shareholder activism

Hahaha no he didn’t almost lose his chairmanship at all, come on. Anyway here’s a thing:

Dimon has also been a fierce critic of President Obama’s economic policies, including parts of the Dodd-Frank banking reform bill. Many union pension funds as well as public officials running large pension funds have vocally supported the president’s economic and regulatory policies, and the recent shareholder vote was designed to quash Dimon’s public criticism of these policies, people inside JP Morgan say.

That’s from Charlie Gasparino’s report today that the House Financial Services Subcommittee is going to hold a hearing “into whether proxy advisory firms are pushing political agendas rather than serving shareholder interests,” which I guess is no sillier a hearing than most other hearings. More things:

Executives at many companies have complained to Congress that such battles are fraught with politics, with advisory firms often pushing the political agendas of some of their biggest shareholder clients at union and public pension funds.

There’s much to unpack there1 but the basic questions are: Read more »

David Einhorn is suing Apple to make them give shareholders a separate vote over whether shareholders should have a vote over whether Apple can issue preferred stock. I guess that requires some unpacking. Let’s start at the end, with the preferred stock. Here is Einhorn’s plan:

For example, Apple could initially distribute to existing shareholders $50 billion of perpetual preferred stock, with a 4% annual cash dividend paid quarterly at preferential tax rates. … Assuming Apple retains its price to earnings multiple of 10x and the preferred stock yields 4%, our calculations show that every $50 billion of perpetual preferred stock that Apple distributes would unlock about $30 billion, or $32 per share in value. Greenlight believes that Apple has the capacity to ultimately distribute several hundred billion dollars of preferred, which would unlock hundreds of dollars of value per share. Further, Greenlight believes additional value may be realized when Apple’s price to earnings multiple expands, as the market appreciates a more shareholder friendly capital allocation policy.

What do you think? I vote yes. (I mean, I think it’s a good idea. The voting is more complicated.) My math is here and ties closely to Einhorn’s:


The math is super straightforward though it can and should boggle you conceptually if you think about it. Read more »
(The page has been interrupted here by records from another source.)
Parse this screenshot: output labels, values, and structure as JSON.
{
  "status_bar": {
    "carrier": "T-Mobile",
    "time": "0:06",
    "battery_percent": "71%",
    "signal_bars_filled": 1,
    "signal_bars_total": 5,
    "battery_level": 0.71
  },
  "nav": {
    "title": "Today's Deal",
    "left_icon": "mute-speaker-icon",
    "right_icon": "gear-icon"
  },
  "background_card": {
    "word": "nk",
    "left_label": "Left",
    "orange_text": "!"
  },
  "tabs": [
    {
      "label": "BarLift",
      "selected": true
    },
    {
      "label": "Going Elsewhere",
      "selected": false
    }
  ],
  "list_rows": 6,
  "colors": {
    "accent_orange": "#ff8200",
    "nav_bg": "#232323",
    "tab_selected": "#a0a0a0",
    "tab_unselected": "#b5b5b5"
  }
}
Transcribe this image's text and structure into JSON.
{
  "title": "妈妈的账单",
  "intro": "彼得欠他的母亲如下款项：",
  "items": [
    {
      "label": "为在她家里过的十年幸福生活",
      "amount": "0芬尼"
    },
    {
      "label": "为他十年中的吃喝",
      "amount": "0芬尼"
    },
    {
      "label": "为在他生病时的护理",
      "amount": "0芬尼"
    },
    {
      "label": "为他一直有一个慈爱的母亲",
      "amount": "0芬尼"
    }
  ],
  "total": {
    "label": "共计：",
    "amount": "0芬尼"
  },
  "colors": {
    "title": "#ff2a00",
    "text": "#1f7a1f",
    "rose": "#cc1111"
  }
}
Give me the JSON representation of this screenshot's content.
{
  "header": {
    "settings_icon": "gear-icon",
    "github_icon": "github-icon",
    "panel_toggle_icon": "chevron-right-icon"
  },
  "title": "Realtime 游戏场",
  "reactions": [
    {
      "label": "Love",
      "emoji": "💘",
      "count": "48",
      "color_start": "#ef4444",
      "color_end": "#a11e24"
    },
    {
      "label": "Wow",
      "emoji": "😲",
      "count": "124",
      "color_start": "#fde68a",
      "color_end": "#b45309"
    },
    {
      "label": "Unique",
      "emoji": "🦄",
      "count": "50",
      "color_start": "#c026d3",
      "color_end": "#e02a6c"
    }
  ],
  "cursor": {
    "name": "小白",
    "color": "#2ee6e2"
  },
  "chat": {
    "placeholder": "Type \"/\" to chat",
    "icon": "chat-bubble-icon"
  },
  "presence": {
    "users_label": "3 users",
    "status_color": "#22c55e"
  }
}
Hey, so, if you work at a bank, you may have heard about this, not sure, but your comp will be down. Just a bit. Unless you’re a junior mistmaker Chez Dimon. But otherwise, yeah. Down.

Another thing you may be less aware of is that some people are actually not so unhappy about that. A few of them even think that it’s possible that your pay should be down some more. And they think someone should really look into that:

Giant firms are expected to cut executive pay by some 30% from 2010 levels, consultants say. And since the financial crisis of 2008, firms have reduced cash bonuses, increased their use of company stock and added clauses that allow them to recoup—or “claw back”—pay in certain circumstances.

Even so, some investors want more changes. In December, the Nathan Cummings Foundation—a private charitable organization and institutional shareholder—filed proposals asking that directors at Goldman Sachs Group Inc. and J.P. Morgan Chase & Co. address potential reputational damage that big pay packages could bring to the banks, said Laura Campos, director of shareholder activities at the foundation. The proposals also request that they study how such awards could reduce banks’ ability to spend money on other areas, and report those findings to shareholders.

Shareholder resolution activists (not to be confused with, like, real activists) are mostly pretty silly creatures and this is a pretty good example of why. The Journal tries valiantly to make the efforts of Nathan Cummings and his eponymous foundation relevant to the hot-button issue of how much bankers get paid, but it’s pretty clear that the NCF is focused on a thing called “executive pay.” Executive pay is sort of an irrelevancy for investment banks, mostly, since it makes up a relatively small fraction of comp, and since lots of people at banks get paid executive amounts of money without being a named executive officer. And as long as the Nathan Cummingseses of the world are focusing on how much the Lloyds/Jamies/James-not-Jamies of the world are getting, they will probably stay away from your now-30%-paltrier comp.

Other fearless crusaders for shareholders have noticed this, however, and are more interested in going directly after your money, though they have yet to resort to the rather infra dig expedient of shareholder resolutions. Instead they do things like complain to Andrew Ross Sorkin, who earlier this week said: Read more »